(Data about app and page elements)

*** Block opens ***

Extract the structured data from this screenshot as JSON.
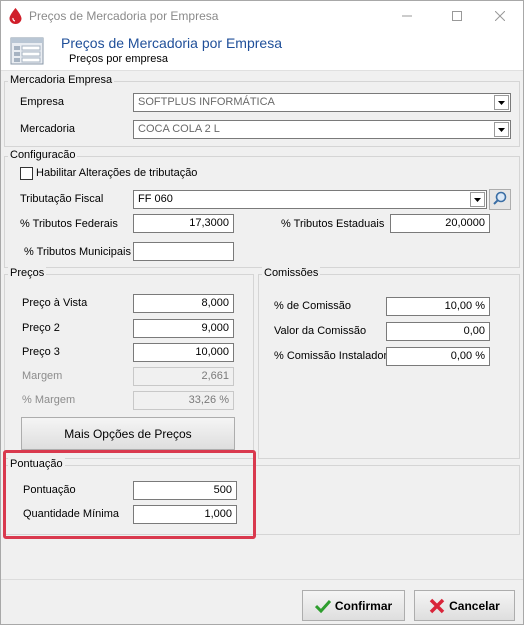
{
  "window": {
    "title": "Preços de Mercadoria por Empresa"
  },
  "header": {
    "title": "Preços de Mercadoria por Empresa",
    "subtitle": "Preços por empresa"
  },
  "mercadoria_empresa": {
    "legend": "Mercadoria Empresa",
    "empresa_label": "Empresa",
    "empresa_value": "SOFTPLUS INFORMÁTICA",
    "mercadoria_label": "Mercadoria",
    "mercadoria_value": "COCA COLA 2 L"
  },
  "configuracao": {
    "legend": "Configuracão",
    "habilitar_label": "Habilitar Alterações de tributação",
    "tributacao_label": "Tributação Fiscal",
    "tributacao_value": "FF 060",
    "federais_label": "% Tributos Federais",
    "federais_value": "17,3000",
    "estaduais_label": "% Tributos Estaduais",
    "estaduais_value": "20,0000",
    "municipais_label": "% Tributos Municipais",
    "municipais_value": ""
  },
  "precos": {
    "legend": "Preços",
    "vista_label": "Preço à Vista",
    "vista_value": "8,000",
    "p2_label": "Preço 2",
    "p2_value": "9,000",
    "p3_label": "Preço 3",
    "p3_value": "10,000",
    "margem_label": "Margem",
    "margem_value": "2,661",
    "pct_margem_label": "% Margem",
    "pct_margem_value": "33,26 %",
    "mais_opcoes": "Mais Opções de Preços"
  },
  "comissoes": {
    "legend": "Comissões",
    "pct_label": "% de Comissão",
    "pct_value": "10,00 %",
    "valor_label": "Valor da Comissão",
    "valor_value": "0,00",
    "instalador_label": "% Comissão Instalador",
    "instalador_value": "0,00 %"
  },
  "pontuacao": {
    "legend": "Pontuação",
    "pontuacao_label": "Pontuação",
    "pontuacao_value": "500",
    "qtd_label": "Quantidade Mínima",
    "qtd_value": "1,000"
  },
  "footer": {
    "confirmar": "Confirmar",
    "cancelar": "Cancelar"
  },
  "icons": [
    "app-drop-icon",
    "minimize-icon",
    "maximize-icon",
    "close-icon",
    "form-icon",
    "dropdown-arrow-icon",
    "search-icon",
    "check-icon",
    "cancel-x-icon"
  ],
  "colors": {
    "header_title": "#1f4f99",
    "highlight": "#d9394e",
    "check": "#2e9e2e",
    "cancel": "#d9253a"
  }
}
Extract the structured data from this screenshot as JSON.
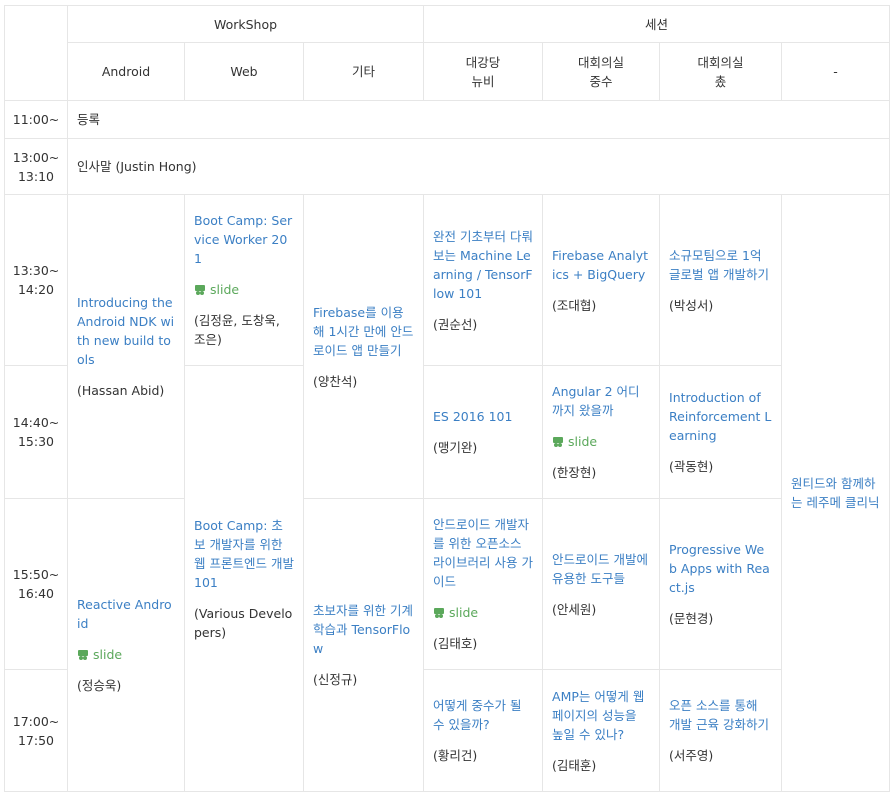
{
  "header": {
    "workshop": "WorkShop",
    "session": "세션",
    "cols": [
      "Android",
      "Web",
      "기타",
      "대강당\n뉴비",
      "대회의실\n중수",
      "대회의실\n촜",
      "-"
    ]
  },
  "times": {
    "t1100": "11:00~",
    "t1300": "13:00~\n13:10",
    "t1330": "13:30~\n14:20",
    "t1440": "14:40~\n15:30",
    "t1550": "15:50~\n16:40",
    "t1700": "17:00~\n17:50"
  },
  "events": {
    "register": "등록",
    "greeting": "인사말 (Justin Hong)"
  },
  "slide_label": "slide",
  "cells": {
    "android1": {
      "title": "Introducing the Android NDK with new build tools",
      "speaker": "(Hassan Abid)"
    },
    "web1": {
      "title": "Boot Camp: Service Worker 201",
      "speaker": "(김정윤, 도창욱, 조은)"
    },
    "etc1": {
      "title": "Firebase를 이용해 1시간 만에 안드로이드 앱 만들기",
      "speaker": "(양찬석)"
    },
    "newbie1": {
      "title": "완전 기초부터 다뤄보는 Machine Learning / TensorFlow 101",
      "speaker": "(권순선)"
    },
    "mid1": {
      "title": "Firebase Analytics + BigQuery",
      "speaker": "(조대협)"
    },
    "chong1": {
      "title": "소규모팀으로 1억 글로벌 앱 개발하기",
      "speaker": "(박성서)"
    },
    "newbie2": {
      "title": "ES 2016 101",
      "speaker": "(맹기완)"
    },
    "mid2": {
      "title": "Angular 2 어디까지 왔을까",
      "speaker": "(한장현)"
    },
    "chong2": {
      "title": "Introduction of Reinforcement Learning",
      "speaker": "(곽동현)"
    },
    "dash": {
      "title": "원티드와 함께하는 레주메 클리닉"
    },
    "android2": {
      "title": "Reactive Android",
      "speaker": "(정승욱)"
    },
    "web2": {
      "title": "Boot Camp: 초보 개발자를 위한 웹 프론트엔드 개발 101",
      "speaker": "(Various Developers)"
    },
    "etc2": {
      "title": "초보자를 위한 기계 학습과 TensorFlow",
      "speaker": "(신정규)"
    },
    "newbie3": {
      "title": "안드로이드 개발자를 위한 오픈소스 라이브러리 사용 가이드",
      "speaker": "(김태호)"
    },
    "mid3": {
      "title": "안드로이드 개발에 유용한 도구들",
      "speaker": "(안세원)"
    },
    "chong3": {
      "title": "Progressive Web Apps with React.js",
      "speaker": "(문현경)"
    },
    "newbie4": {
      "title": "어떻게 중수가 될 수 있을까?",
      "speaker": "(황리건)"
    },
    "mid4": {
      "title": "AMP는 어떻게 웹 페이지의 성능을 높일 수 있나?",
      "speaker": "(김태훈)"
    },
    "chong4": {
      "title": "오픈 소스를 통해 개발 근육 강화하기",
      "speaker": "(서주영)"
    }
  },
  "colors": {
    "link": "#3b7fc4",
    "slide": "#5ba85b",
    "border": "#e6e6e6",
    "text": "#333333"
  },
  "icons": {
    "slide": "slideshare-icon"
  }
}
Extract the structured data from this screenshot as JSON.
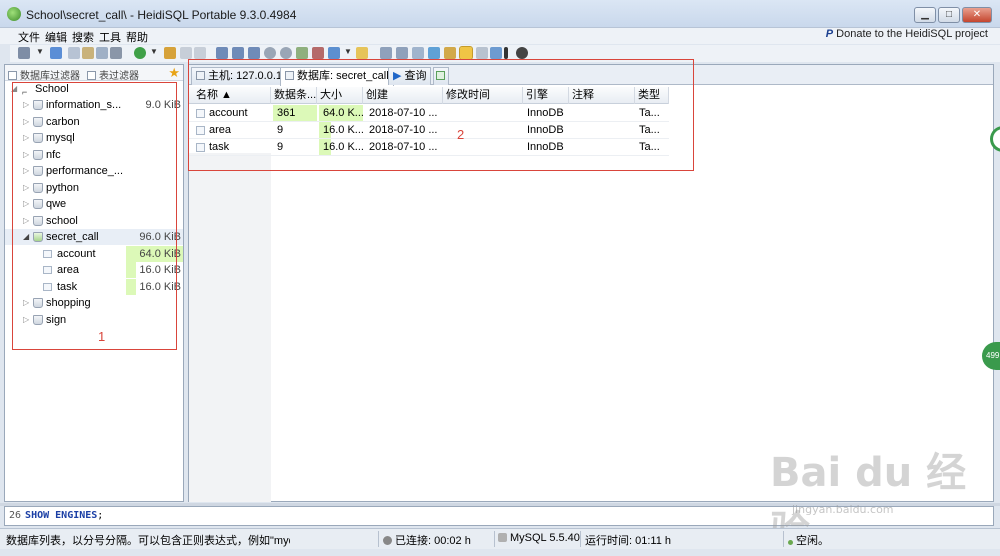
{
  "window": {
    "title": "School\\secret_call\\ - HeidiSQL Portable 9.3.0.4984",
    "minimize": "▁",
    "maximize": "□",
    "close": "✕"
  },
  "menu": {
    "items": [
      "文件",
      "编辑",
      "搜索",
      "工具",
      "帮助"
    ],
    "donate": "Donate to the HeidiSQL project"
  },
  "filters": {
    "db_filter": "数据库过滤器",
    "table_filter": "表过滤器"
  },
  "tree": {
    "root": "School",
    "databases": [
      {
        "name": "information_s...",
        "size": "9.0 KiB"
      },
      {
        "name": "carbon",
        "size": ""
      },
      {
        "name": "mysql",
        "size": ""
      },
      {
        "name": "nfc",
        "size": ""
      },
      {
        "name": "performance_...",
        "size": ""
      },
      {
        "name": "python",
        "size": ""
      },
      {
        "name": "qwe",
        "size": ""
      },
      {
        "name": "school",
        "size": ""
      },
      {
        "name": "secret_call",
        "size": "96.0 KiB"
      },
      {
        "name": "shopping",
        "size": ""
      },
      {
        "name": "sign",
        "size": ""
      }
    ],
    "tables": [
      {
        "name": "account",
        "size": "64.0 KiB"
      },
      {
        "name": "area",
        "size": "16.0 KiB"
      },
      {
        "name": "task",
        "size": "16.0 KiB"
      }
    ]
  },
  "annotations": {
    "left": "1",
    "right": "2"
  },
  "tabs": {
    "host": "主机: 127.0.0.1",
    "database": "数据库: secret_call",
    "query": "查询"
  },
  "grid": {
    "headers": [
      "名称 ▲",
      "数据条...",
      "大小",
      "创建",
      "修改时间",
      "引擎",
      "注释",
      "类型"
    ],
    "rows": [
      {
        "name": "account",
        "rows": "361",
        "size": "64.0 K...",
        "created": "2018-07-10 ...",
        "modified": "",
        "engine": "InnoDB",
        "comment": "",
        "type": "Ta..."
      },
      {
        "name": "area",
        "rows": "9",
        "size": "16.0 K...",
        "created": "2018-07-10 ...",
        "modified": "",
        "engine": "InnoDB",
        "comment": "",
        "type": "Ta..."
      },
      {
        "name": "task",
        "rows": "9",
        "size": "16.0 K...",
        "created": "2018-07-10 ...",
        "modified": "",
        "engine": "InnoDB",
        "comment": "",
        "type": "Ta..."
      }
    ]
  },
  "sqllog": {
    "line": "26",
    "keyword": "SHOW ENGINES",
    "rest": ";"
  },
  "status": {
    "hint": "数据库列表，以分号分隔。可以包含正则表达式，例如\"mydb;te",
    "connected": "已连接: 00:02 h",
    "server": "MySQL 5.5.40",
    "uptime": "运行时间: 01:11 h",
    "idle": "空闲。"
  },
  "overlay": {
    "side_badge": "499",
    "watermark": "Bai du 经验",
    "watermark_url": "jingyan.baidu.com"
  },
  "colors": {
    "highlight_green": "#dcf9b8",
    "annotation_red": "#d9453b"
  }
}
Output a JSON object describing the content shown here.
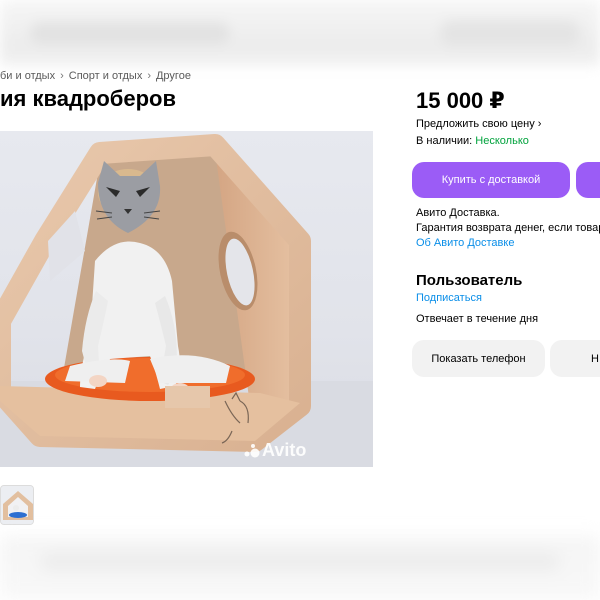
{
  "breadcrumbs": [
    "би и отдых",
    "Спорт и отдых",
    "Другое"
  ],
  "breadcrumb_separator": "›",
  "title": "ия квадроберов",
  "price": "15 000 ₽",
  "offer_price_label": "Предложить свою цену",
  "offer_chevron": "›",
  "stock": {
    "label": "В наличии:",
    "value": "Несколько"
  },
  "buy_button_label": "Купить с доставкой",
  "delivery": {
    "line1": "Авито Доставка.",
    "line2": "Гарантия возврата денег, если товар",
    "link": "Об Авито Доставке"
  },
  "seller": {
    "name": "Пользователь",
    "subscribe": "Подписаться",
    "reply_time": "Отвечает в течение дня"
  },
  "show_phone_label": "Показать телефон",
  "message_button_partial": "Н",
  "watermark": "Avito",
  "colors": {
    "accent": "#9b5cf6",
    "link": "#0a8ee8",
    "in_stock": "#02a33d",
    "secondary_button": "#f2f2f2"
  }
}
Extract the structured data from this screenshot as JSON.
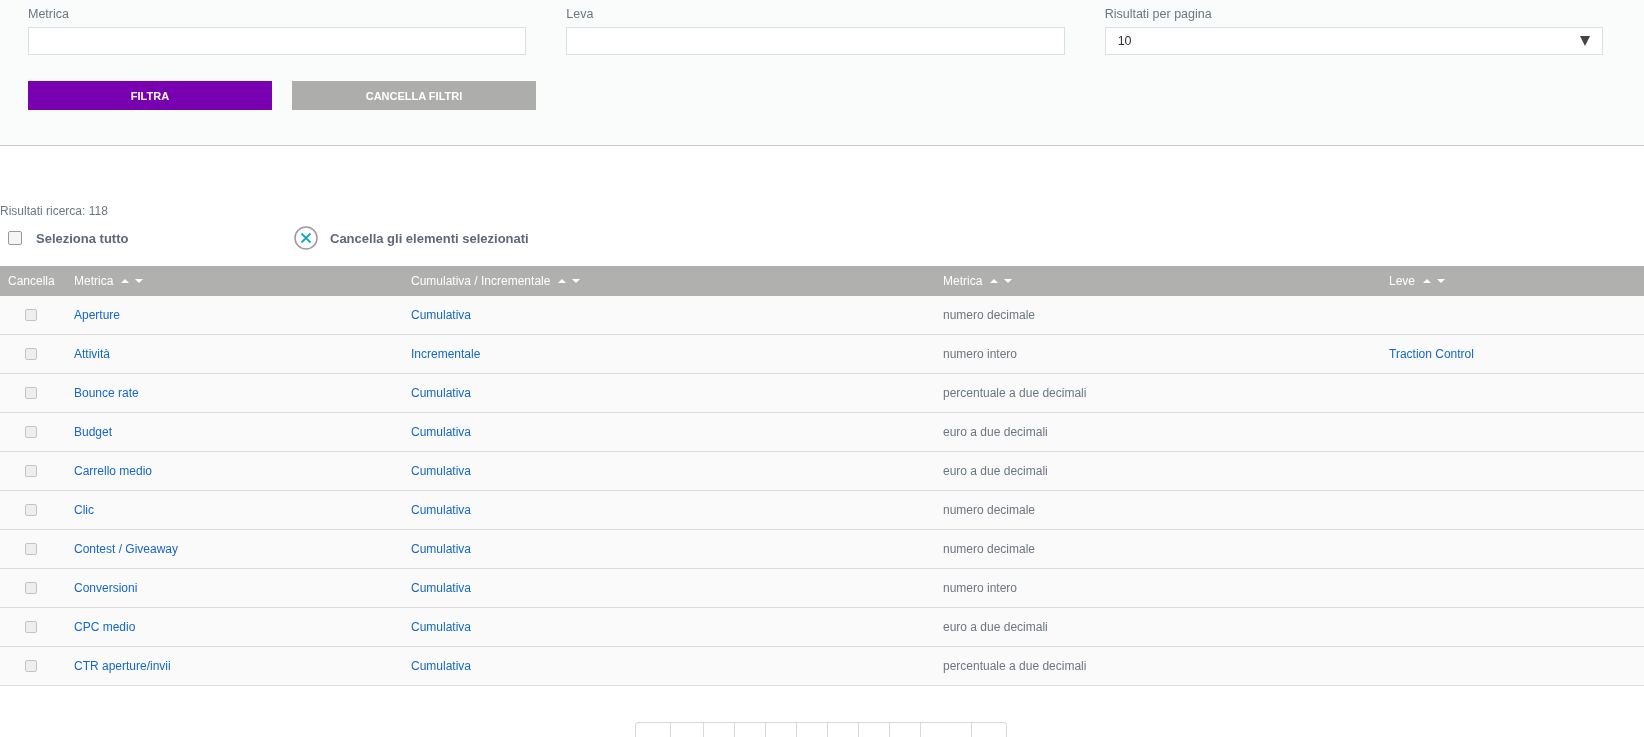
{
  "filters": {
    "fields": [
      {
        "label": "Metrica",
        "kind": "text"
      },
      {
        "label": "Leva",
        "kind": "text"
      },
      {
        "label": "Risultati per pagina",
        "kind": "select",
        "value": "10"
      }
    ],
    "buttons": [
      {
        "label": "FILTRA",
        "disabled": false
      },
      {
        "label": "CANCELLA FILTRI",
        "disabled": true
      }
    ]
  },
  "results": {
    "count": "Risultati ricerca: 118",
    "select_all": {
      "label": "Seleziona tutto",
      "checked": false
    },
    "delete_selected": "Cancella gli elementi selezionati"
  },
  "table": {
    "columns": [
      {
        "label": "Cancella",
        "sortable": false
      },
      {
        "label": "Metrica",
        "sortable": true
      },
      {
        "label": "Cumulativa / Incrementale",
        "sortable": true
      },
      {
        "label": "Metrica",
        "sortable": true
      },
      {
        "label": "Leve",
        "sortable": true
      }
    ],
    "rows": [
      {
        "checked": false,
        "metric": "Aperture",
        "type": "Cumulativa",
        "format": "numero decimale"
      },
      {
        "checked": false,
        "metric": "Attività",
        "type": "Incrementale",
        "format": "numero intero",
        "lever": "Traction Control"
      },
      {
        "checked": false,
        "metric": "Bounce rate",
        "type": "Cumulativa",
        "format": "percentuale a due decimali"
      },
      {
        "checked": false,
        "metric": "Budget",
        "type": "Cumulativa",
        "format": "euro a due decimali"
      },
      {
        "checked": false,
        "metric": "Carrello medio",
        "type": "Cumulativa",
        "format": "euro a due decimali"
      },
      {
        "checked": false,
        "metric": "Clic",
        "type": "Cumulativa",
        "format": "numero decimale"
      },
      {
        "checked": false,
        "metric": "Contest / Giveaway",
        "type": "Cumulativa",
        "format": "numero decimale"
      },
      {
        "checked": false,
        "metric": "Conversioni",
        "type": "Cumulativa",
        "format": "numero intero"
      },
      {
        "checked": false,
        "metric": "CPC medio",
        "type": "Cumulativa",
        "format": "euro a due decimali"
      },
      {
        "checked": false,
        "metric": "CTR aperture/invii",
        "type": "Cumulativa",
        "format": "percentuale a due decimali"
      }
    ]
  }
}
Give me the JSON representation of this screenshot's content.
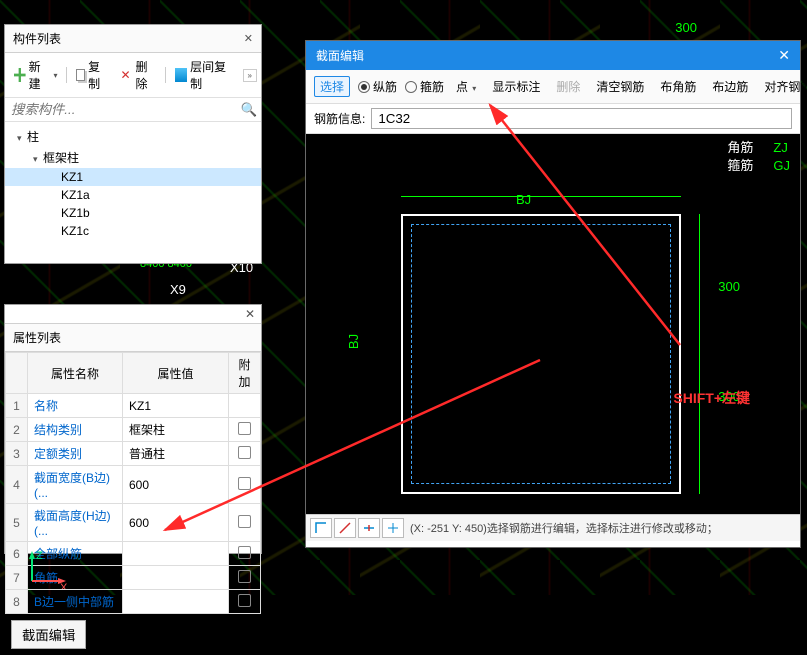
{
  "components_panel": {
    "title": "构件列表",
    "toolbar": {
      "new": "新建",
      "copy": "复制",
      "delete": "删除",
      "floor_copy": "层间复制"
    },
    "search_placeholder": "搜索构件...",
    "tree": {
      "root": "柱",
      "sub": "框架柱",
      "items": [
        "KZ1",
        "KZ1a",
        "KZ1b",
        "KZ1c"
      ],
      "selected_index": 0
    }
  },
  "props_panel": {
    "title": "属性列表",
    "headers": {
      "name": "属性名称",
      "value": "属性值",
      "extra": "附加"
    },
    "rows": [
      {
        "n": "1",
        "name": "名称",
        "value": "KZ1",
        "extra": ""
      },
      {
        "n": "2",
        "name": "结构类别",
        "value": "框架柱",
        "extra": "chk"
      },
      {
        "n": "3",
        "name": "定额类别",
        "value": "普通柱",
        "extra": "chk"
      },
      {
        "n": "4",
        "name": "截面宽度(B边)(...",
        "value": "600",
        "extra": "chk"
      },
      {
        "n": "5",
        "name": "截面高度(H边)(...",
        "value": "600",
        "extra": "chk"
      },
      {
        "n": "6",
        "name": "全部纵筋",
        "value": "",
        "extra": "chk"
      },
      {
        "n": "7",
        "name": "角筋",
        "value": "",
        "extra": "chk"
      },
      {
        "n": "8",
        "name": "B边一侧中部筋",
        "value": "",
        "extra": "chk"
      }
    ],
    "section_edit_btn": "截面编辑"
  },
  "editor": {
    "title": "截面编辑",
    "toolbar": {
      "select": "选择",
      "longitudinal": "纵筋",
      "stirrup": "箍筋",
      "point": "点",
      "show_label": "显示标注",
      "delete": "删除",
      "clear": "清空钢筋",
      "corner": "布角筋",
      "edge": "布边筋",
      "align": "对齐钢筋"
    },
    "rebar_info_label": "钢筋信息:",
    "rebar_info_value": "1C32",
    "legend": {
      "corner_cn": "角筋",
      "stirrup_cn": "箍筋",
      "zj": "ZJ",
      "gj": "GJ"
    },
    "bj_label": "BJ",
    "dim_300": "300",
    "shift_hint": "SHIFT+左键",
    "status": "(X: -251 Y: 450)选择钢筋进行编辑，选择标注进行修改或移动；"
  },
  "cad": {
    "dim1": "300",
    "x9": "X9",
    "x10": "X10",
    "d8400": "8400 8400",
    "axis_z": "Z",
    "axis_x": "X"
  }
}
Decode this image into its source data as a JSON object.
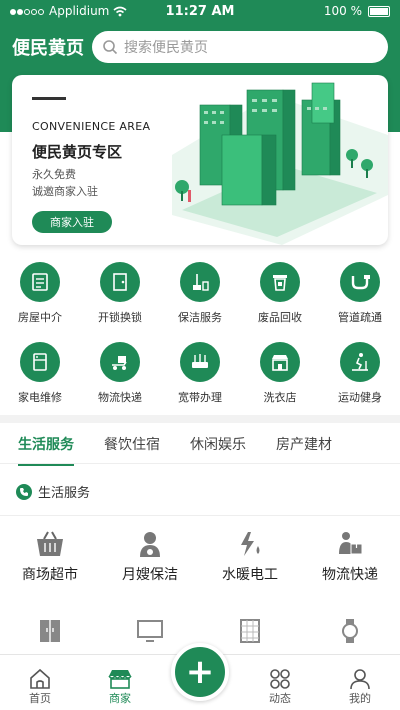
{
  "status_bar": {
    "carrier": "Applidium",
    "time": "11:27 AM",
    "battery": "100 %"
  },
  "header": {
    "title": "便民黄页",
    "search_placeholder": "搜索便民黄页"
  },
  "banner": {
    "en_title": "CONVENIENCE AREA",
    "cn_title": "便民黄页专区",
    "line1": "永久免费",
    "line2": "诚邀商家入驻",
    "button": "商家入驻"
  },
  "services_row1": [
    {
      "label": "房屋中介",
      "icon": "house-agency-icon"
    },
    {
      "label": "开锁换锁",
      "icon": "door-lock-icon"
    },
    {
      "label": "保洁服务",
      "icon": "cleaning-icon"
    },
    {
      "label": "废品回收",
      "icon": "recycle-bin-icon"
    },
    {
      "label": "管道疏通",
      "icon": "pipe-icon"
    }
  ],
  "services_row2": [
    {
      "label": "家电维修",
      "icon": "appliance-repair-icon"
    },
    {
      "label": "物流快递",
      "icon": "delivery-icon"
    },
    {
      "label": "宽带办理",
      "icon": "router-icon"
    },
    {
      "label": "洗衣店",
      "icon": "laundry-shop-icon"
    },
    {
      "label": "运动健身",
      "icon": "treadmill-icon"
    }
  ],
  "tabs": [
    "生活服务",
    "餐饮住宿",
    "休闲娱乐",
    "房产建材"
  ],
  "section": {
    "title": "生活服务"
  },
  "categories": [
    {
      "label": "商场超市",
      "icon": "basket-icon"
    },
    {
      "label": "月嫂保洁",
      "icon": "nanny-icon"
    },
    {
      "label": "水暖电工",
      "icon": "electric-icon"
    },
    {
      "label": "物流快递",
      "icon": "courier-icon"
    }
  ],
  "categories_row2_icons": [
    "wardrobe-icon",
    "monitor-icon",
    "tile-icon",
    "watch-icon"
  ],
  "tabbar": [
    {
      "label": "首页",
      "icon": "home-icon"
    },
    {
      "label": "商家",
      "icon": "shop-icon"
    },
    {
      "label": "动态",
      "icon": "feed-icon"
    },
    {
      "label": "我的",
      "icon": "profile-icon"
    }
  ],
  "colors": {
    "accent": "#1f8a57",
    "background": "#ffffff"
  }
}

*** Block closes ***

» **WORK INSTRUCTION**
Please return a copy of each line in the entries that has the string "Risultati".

» **ANSWER FOR THIS EXERCISE**
        "label": "Risultati per pagina",
    "count": "Risultati ricerca: 118",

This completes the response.